Note: If you see this text you use a browser which does not support usual Web-standards. Therefore the design of Media Art Net will not display correctly. Contents are nevertheless provided. For greatest possible comfort and full functionality you should use one of the recommended browsers.

Themesicon: navigation pathSound and Imageicon: navigation pathSound & Vision

icon: previous page

in the 1950s and also the sampling of modern techno music. This potential for the future is demonstrated in 1998 by a CD intended as a tribute, «Weekend Remix,» containing various remixes of old sound material by DJs and electronic musicians, including Lippok Robert and his group To Rococo Rot (see the text by Lippok). [17] This places Ruttmann at the central intersection point of three development lines: the artistic search for visual music, the media-technical coupling of image and sound and finally the transfer of avant-garde developments into mainstream culture(see text by Diedrich Diederichsen).

In 1930, Ruttmann's motto was: «Everything audible from all over the world becomes material.» [18] Seven years later, in his «Credo» on the future of music, John Cage predicted: «I believe that the use of noise to make music will continue and increase until we reach a music produced through the aid of electrical instruments which will make available for musical purposes any and all sounds that can be heard. Photoelectric, film, and mechanical mediums for the synthetic production of music will be explored.» [19] Ruttmann's «Weekend» is the finale for visual music in


the 1920s, while Cage is laying the foundations for the intermedia art of the 1950s/60s. Thus Ruttmann and Cage have little in common artistically except that they change from being a painter and a musician respectively into media artists because they follow a logic of technical and aesthetic development and foresee the scope of its effect. But it was not until over half a century later that these avant-garde ideas became part of mainstream culture: «Techno shifts the boundary between noise and music into the infinite nothing of being no longer perceptible,» wrote the pop theorist Ulf Poschardt in 1995.

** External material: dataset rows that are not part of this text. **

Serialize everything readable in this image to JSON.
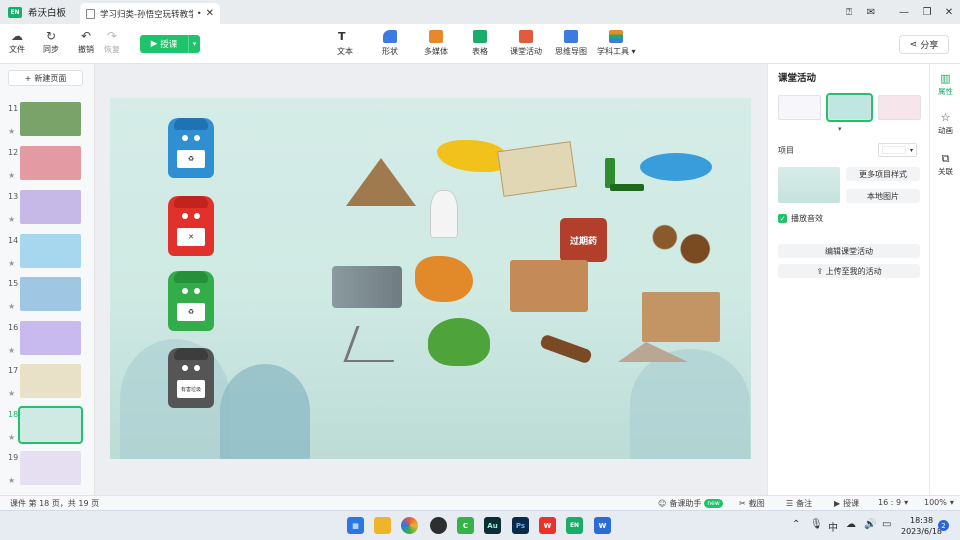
{
  "titlebar": {
    "app_name": "希沃白板",
    "app_logo": "EN",
    "tab_title": "学习归类-孙悟空玩转教学-4...",
    "tab_dot": "•",
    "tab_close": "✕",
    "icons": [
      "feedback-icon",
      "mail-icon",
      "minimize-icon",
      "restore-icon",
      "close-icon"
    ]
  },
  "toolbar": {
    "file": "文件",
    "sync": "同步",
    "undo": "撤销",
    "redo": "恢复",
    "start_class": "授课",
    "tools": [
      "文本",
      "形状",
      "多媒体",
      "表格",
      "课堂活动",
      "思维导图",
      "学科工具"
    ],
    "share": "分享"
  },
  "left_panel": {
    "new_page": "新建页面",
    "slides": [
      {
        "num": "11",
        "color": "#7aa36a"
      },
      {
        "num": "12",
        "color": "#e49aa3"
      },
      {
        "num": "13",
        "color": "#c6b9e8"
      },
      {
        "num": "14",
        "color": "#a7d7ef"
      },
      {
        "num": "15",
        "color": "#9fc7e4"
      },
      {
        "num": "16",
        "color": "#c8b9ef"
      },
      {
        "num": "17",
        "color": "#e9e0c8"
      },
      {
        "num": "18",
        "color": "#cfe9e3",
        "active": true
      },
      {
        "num": "19",
        "color": "#e6dff2"
      }
    ]
  },
  "canvas": {
    "bin_labels": [
      "♻",
      "✕",
      "♻",
      "有害垃圾"
    ],
    "jar_label": "过期药"
  },
  "right_panel": {
    "title": "课堂活动",
    "item_label": "项目",
    "more_styles": "更多项目样式",
    "local_image": "本地图片",
    "sound_effect": "播放音效",
    "edit_activity": "编辑课堂活动",
    "upload": "上传至我的活动",
    "down": "▾"
  },
  "rail": {
    "items": [
      "属性",
      "动画",
      "关联"
    ]
  },
  "status": {
    "page_info": "课件 第 18 页，共 19 页",
    "assistant": "备课助手",
    "new_badge": "new",
    "screenshot": "截图",
    "notes": "备注",
    "teach": "授课",
    "ratio": "16 : 9",
    "zoom": "100%"
  },
  "taskbar": {
    "time": "18:38",
    "date": "2023/6/18",
    "notifications": "2",
    "apps": [
      {
        "name": "windows-start",
        "color": "#2b78e4",
        "label": "▦"
      },
      {
        "name": "file-explorer",
        "color": "#f0b429",
        "label": ""
      },
      {
        "name": "browser",
        "color": "#e8583d",
        "label": ""
      },
      {
        "name": "media-app",
        "color": "#2e2e2e",
        "label": ""
      },
      {
        "name": "camtasia",
        "color": "#35b34a",
        "label": "C"
      },
      {
        "name": "audition",
        "color": "#0a2f35",
        "label": "Au"
      },
      {
        "name": "photoshop",
        "color": "#0b2b4a",
        "label": "Ps"
      },
      {
        "name": "wps",
        "color": "#e7332a",
        "label": "W"
      },
      {
        "name": "seewo",
        "color": "#1aad68",
        "label": "EN"
      },
      {
        "name": "word",
        "color": "#2b6cd4",
        "label": "W"
      }
    ]
  }
}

Electronic media art in the 1950s and 60s

The 1920s avant-garde remained curiously without impact, in fact was forgotten about, as the example of Ruttmann shows particularly vividly. [21] It was not until the 1950s and 60s that those ideas are taken up again, first in New Music, and then in fine art. The electronic audio-visual media made this possible. In the early 20th century it was mainly ideas from fine art that were carried over into music, but now music takes over the

icon: next page